Nonetheless, all regulations must be adhered to by nation-states, and must pass a Parliamentary vote. Additionally, the Parliament can amend every law that passes through it. Thus, it can make important additions and changes that better reflect the elected parties’ philosophies.
Therefore, would the Greens be a stronger power in the next Elections, they could ensure that every single EU law includes a clause that foresees environmental protection.
What’s more is that environmental regulations are more potent and effective, than, for example, wealth distributing ones. No EU regulation can solve the problem of income inequality within the EU. But regulations can change the use of plastic, the maximum levels for city pollution, the allowed amount of CO2 emissions, … This is why I vote Green over Leftist.

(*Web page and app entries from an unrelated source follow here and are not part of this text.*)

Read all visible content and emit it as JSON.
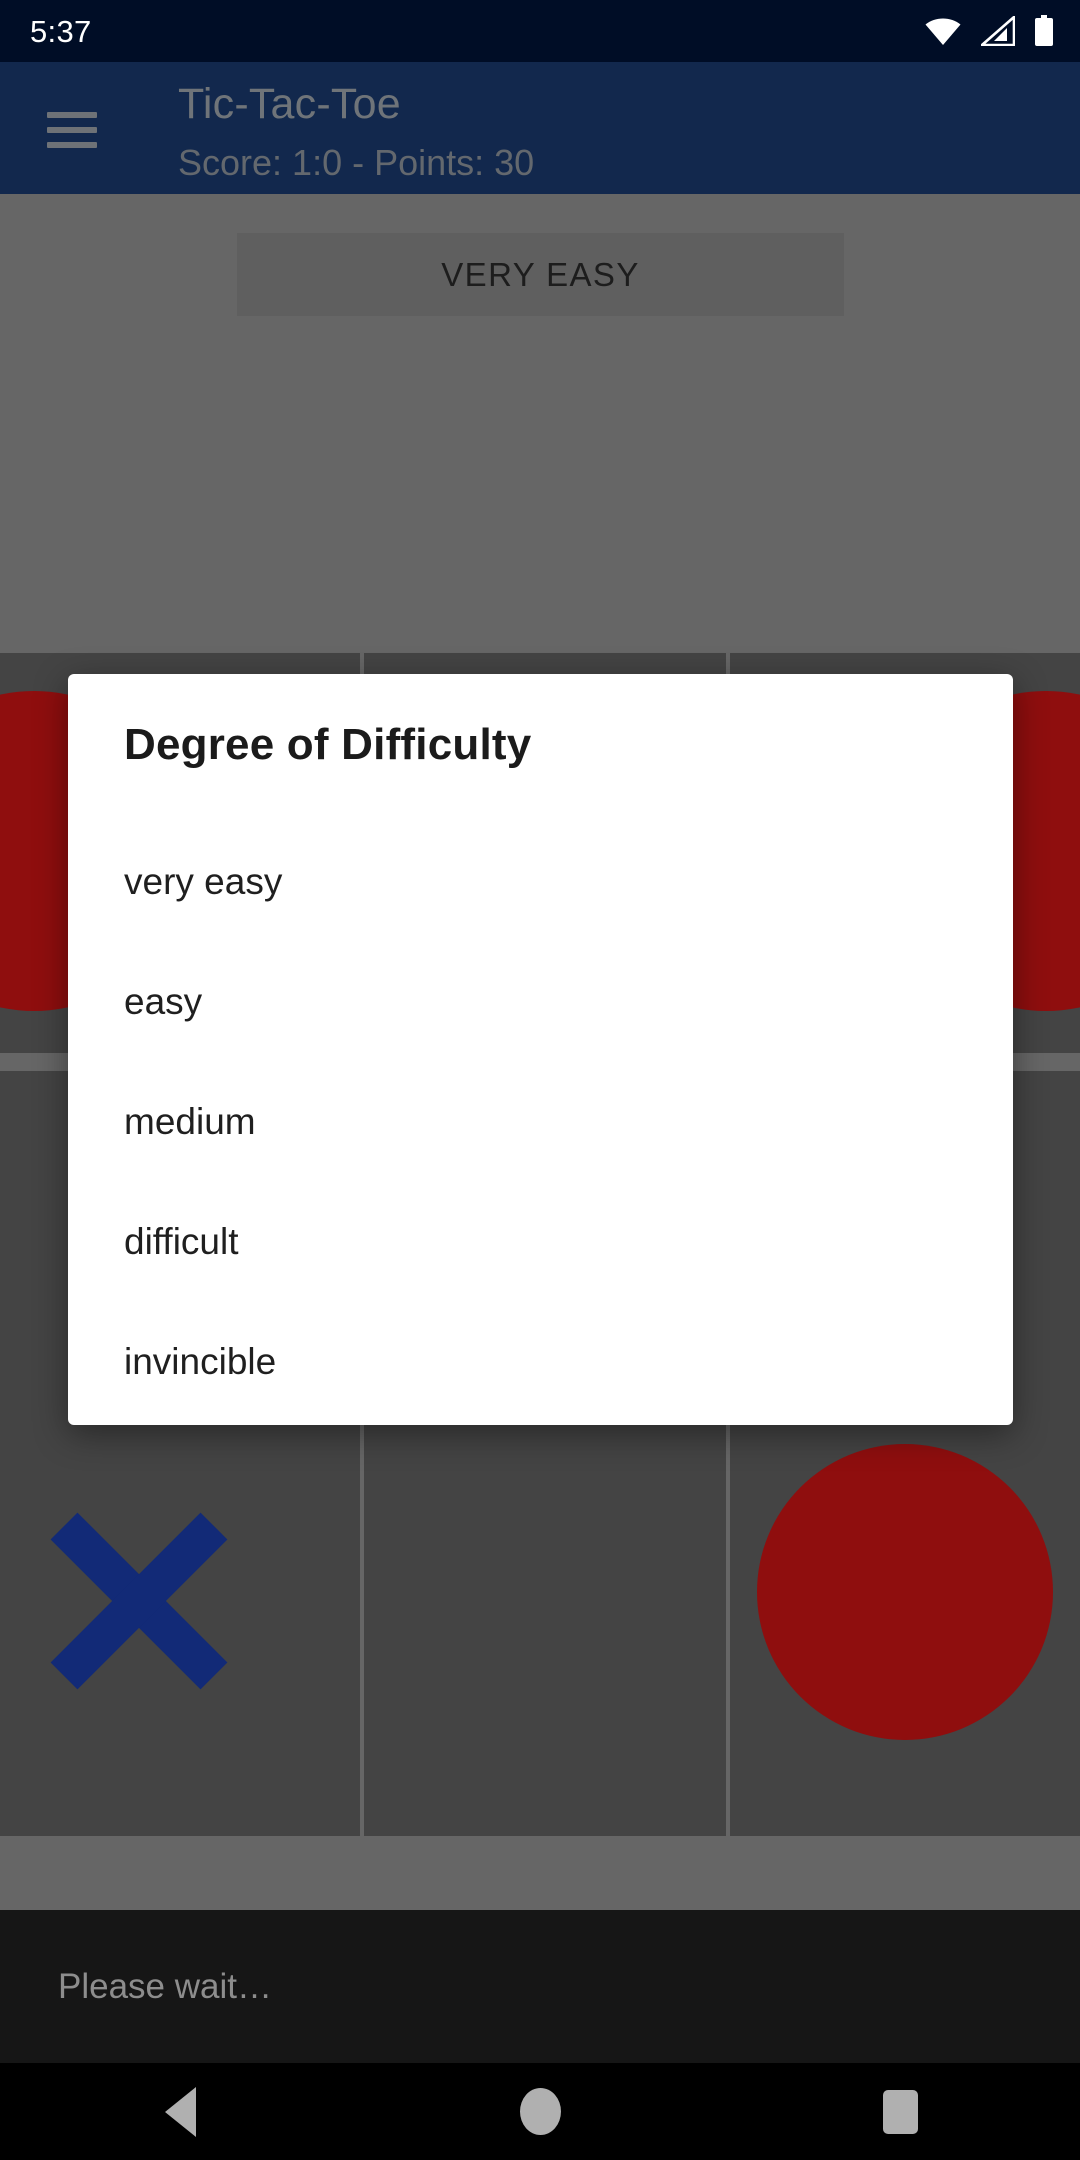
{
  "status_bar": {
    "clock": "5:37",
    "icons": [
      "wifi-icon",
      "cellular-signal-icon",
      "battery-icon"
    ]
  },
  "app_bar": {
    "menu_icon": "hamburger-menu-icon",
    "title": "Tic-Tac-Toe",
    "subtitle": "Score: 1:0 - Points: 30"
  },
  "main": {
    "difficulty_button_label": "VERY EASY",
    "board": {
      "rows": [
        [
          {
            "mark": "O"
          },
          {
            "mark": ""
          },
          {
            "mark": "O"
          }
        ],
        [
          {
            "mark": ""
          },
          {
            "mark": ""
          },
          {
            "mark": ""
          }
        ],
        [
          {
            "mark": "X"
          },
          {
            "mark": ""
          },
          {
            "mark": "O"
          }
        ]
      ],
      "x_color": "#122a77",
      "o_color": "#8f0e0e",
      "cell_color": "#444444"
    }
  },
  "dialog": {
    "title": "Degree of Difficulty",
    "options": [
      {
        "label": "very easy"
      },
      {
        "label": "easy"
      },
      {
        "label": "medium"
      },
      {
        "label": "difficult"
      },
      {
        "label": "invincible"
      }
    ]
  },
  "snackbar": {
    "message": "Please wait…"
  },
  "nav_bar": {
    "back_label": "back-button",
    "home_label": "home-button",
    "recents_label": "recents-button"
  },
  "colors": {
    "status_bar_bg": "#000d26",
    "app_bar_bg": "#12284d",
    "scrim": "#666666",
    "dialog_bg": "#ffffff",
    "snackbar_bg": "#161616"
  }
}
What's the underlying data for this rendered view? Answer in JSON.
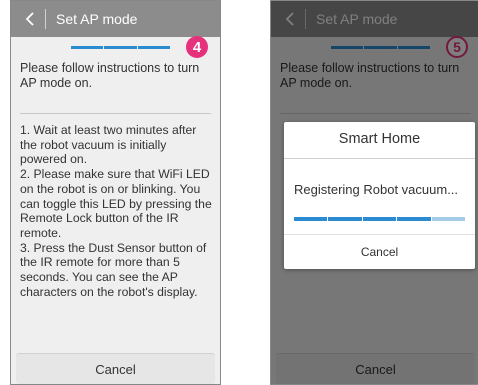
{
  "left": {
    "title": "Set AP mode",
    "step_number": "4",
    "intro": "Please follow instructions to turn AP mode on.",
    "instructions": "1. Wait at least two minutes after the robot vacuum is initially powered on.\n2. Please make sure that WiFi LED on the robot is on or blinking. You can toggle this LED by pressing the Remote Lock button of the IR remote.\n3. Press the Dust Sensor button of the IR remote for more than 5 seconds. You can see the AP characters on the robot's display.",
    "cancel_label": "Cancel",
    "progress": {
      "completed_segments": 3,
      "total_segments": 4
    }
  },
  "right": {
    "title": "Set AP mode",
    "step_number": "5",
    "intro": "Please follow instructions to turn AP mode on.",
    "cancel_label": "Cancel",
    "progress": {
      "completed_segments": 3,
      "total_segments": 4
    },
    "dialog": {
      "title": "Smart Home",
      "message": "Registering Robot vacuum...",
      "cancel_label": "Cancel",
      "progress": {
        "completed_segments": 4,
        "total_segments": 5
      }
    }
  },
  "icons": {
    "back": "chevron-left-icon"
  },
  "colors": {
    "title_bar": "#8c8c8c",
    "progress_active": "#2a8bd0",
    "progress_pending": "#a6cbe6",
    "step_badge": "#e6317d"
  }
}
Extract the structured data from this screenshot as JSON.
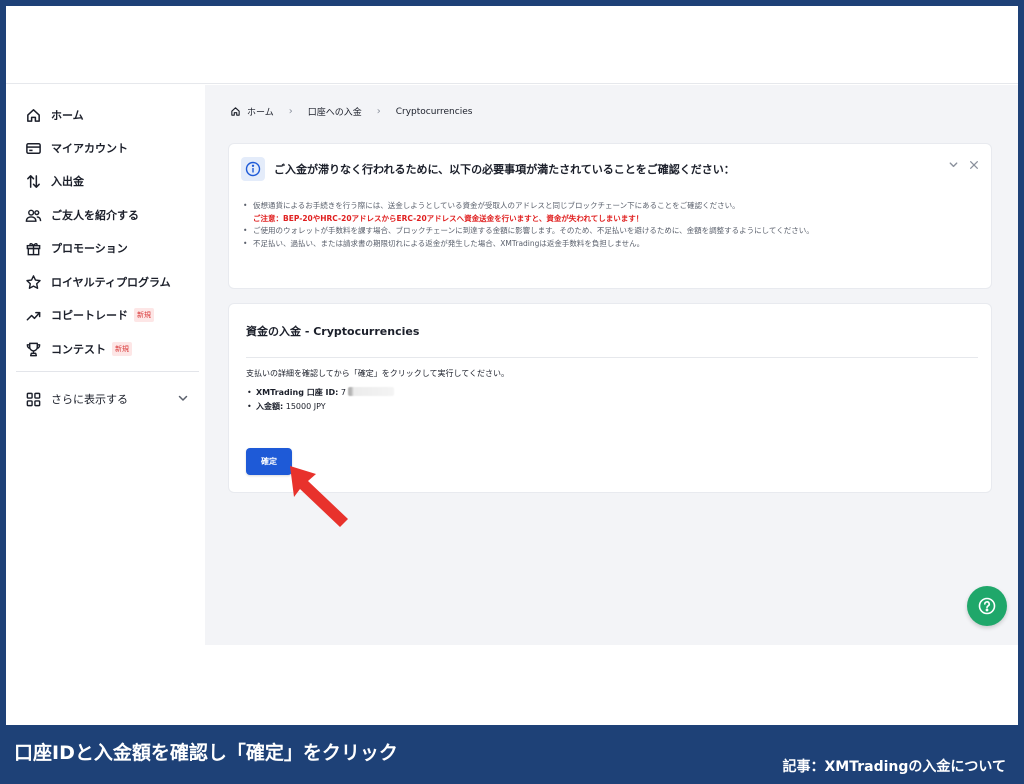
{
  "colors": {
    "frame_border": "#1e4177",
    "primary_button": "#1e5ad7",
    "warning_text": "#e02020",
    "help_button": "#1fa76a",
    "annotation_arrow": "#e8322c",
    "badge_text": "#d93a3a"
  },
  "sidebar": {
    "items": [
      {
        "label": "ホーム",
        "icon": "home-icon"
      },
      {
        "label": "マイアカウント",
        "icon": "credit-card-icon"
      },
      {
        "label": "入出金",
        "icon": "swap-arrows-icon"
      },
      {
        "label": "ご友人を紹介する",
        "icon": "users-icon"
      },
      {
        "label": "プロモーション",
        "icon": "gift-icon"
      },
      {
        "label": "ロイヤルティプログラム",
        "icon": "star-icon"
      },
      {
        "label": "コピートレード",
        "icon": "trend-up-icon",
        "badge": "新規"
      },
      {
        "label": "コンテスト",
        "icon": "trophy-icon",
        "badge": "新規"
      }
    ],
    "more_label": "さらに表示する"
  },
  "breadcrumb": {
    "home": "ホーム",
    "deposit": "口座への入金",
    "current": "Cryptocurrencies"
  },
  "notice": {
    "title": "ご入金が滞りなく行われるために、以下の必要事項が満たされていることをご確認ください：",
    "items": [
      "仮想通貨によるお手続きを行う際には、送金しようとしている資金が受取人のアドレスと同じブロックチェーン下にあることをご確認ください。",
      "ご使用のウォレットが手数料を課す場合、ブロックチェーンに到達する金額に影響します。そのため、不足払いを避けるために、金額を調整するようにしてください。",
      "不足払い、過払い、または請求書の期限切れによる返金が発生した場合、XMTradingは返金手数料を負担しません。"
    ],
    "warning": "ご注意：BEP-20やHRC-20アドレスからERC-20アドレスへ資金送金を行いますと、資金が失われてしまいます！"
  },
  "deposit": {
    "title": "資金の入金 - Cryptocurrencies",
    "instruction": "支払いの詳細を確認してから「確定」をクリックして実行してください。",
    "account_id_label": "XMTrading 口座 ID:",
    "account_id_prefix": "7",
    "amount_label": "入金額:",
    "amount_value": "15000 JPY",
    "confirm_label": "確定"
  },
  "caption": {
    "left": "口座IDと入金額を確認し「確定」をクリック",
    "right": "記事：XMTradingの入金について"
  }
}
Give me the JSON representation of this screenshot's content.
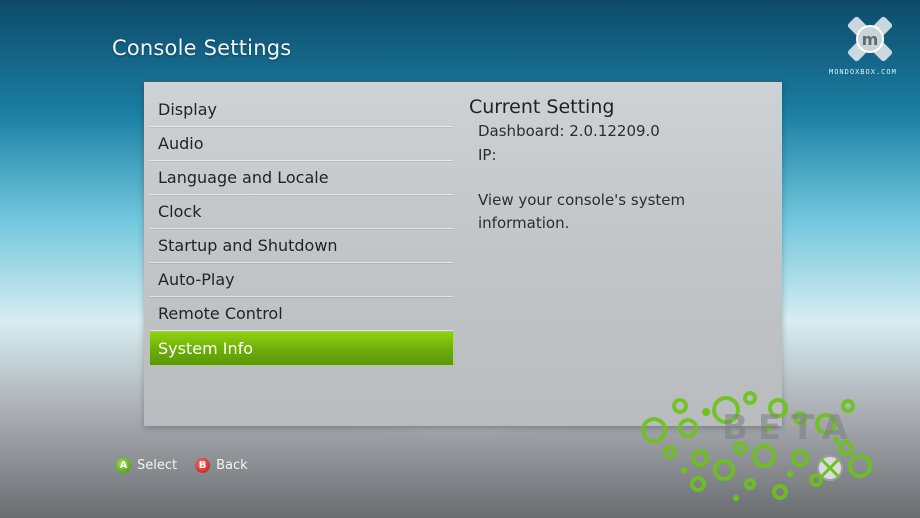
{
  "header": {
    "title": "Console Settings"
  },
  "menu": {
    "items": [
      {
        "label": "Display"
      },
      {
        "label": "Audio"
      },
      {
        "label": "Language and Locale"
      },
      {
        "label": "Clock"
      },
      {
        "label": "Startup and Shutdown"
      },
      {
        "label": "Auto-Play"
      },
      {
        "label": "Remote Control"
      },
      {
        "label": "System Info"
      }
    ],
    "selected": "System Info"
  },
  "detail": {
    "heading": "Current Setting",
    "dashboard": "Dashboard: 2.0.12209.0",
    "ip": "IP:",
    "description": "View your console's system information."
  },
  "footer": {
    "a_glyph": "A",
    "a_label": "Select",
    "b_glyph": "B",
    "b_label": "Back"
  },
  "watermark": {
    "site": "MONDOXBOX.COM",
    "beta": "BETA"
  },
  "colors": {
    "accent_green": "#6cad0a",
    "button_a": "#3f8f10",
    "button_b": "#b41616"
  }
}
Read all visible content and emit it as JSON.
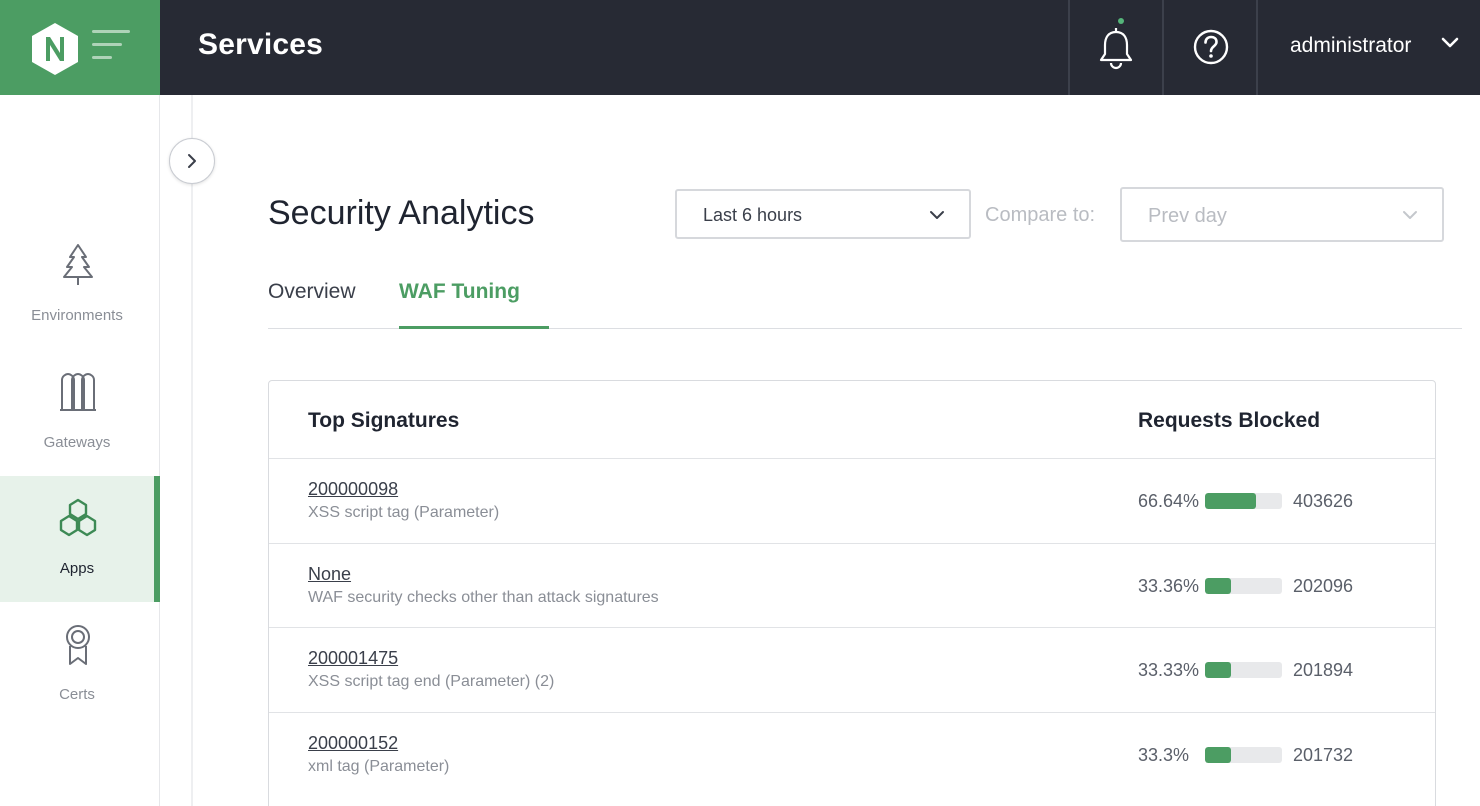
{
  "header": {
    "title": "Services",
    "user": "administrator",
    "notification_icon": "bell-icon",
    "help_icon": "help-icon",
    "brand_color": "#4c9d63"
  },
  "sidebar": {
    "items": [
      {
        "label": "Environments",
        "icon": "tree-icon",
        "active": false
      },
      {
        "label": "Gateways",
        "icon": "gateways-icon",
        "active": false
      },
      {
        "label": "Apps",
        "icon": "hexagons-icon",
        "active": true
      },
      {
        "label": "Certs",
        "icon": "ribbon-icon",
        "active": false
      }
    ]
  },
  "main": {
    "title": "Security Analytics",
    "time_range": "Last 6 hours",
    "compare_label": "Compare to:",
    "compare_value": "Prev day",
    "tabs": [
      {
        "label": "Overview",
        "active": false
      },
      {
        "label": "WAF Tuning",
        "active": true
      }
    ],
    "table": {
      "col_signatures": "Top Signatures",
      "col_blocked": "Requests Blocked",
      "rows": [
        {
          "id": "200000098",
          "desc": "XSS script tag (Parameter)",
          "pct": "66.64%",
          "fraction": 0.6664,
          "count": "403626"
        },
        {
          "id": "None",
          "desc": "WAF security checks other than attack signatures",
          "pct": "33.36%",
          "fraction": 0.3336,
          "count": "202096"
        },
        {
          "id": "200001475",
          "desc": "XSS script tag end (Parameter) (2)",
          "pct": "33.33%",
          "fraction": 0.3333,
          "count": "201894"
        },
        {
          "id": "200000152",
          "desc": "xml tag (Parameter)",
          "pct": "33.3%",
          "fraction": 0.333,
          "count": "201732"
        }
      ]
    }
  }
}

Simon studies European Studies at UM, and heads UNSA’s Journal. This article is his own opinion, and he hopes to provoke meaningful discussion. If you want to respond in any way, maybe even write a counter-opinion, write him at firstname.lastname@example.org
If you need a strategic argument: In all likelihood, the Parliament’s strongest parties will be the conservative EPP, the social-democratic S&D, and then the liberals, ALDE, in third place. Still, to me, it is important that the fourth biggest power is not a Eurosceptic one.
No, a Green European Parliament won’t solve Europe’s climate problem. But it will make sure that every single EU law has an environmental imprint. The EU has the great potential to become the world’s first economic behemoth that is both economically successful, and environmentally-conscious. The Parliament must pass laws, that reflect this ambition.
Stay tuned for arguments that promote the other parties!
The most important thing is to vote; here are seven reasons why.
REMINDER that the opinions presented in this series are the writer’s alone. They do not reflect the Maastricht Diplomat’s or UNSA’s views.
Further reading: How to Vote for the European Elections From Abroad.